References
https://www.psychiatry.org/patients-families/sleep-disorders/what-are-sleep-disorders

https://www.uptodate.com/contents/classification-of-sleep-disorders?search=sleep%20disorders&source=search_result&selectedTitle=1~150&usage_type=default&display_rank=1

https://www.uptodate.com/contents/insomnia-beyond-the-basics?search=insomnia&source=search_result&selectedTitle=3~150&usage_type=default&display_rank=3

https://www.uptodate.com/contents/insomnia-treatments-beyond-the-basics?search=insomnia&topicRef=7717&source=see_link

https://www.uptodate.com/contents/sleep-apnea-in-adults-beyond-the-basics?search=sleep%20apnea&source=search_result&selectedTitle=3~150&usage_type=default&display_rank=3#H4

https://www.uptodate.com/contents/narcolepsy-the-basics?search=narcolepsy&source=search_result&selectedTitle=1~118&usage_type=default&display_rank=1

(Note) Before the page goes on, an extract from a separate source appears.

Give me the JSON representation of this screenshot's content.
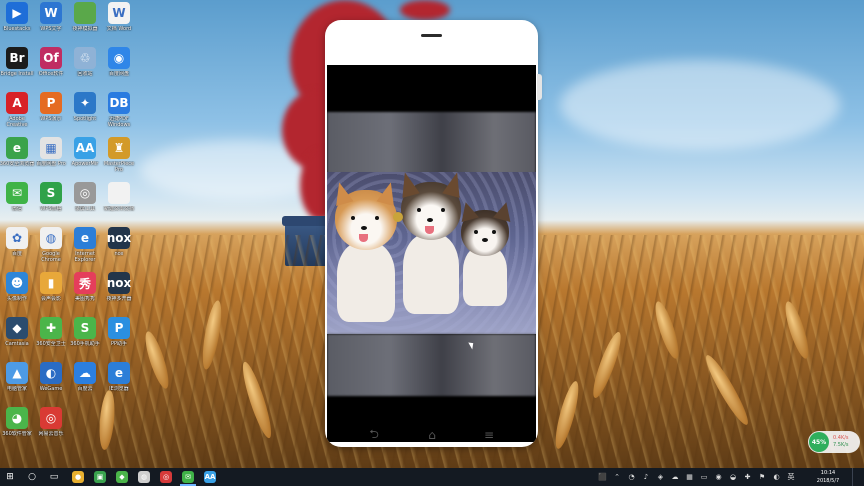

https://www.nhlbi.nih.gov/health-topics/circadian-rhythm-disorders

http://www.sleepallies.org/circadian_rhythm_sleep-wake_di.php

http://sleepeducation.org/essentials-in-sleep

https://www.sleepdr.com/the-sleep-blog/which-doctor-should-i-talk-to-about-my-sleep-problems/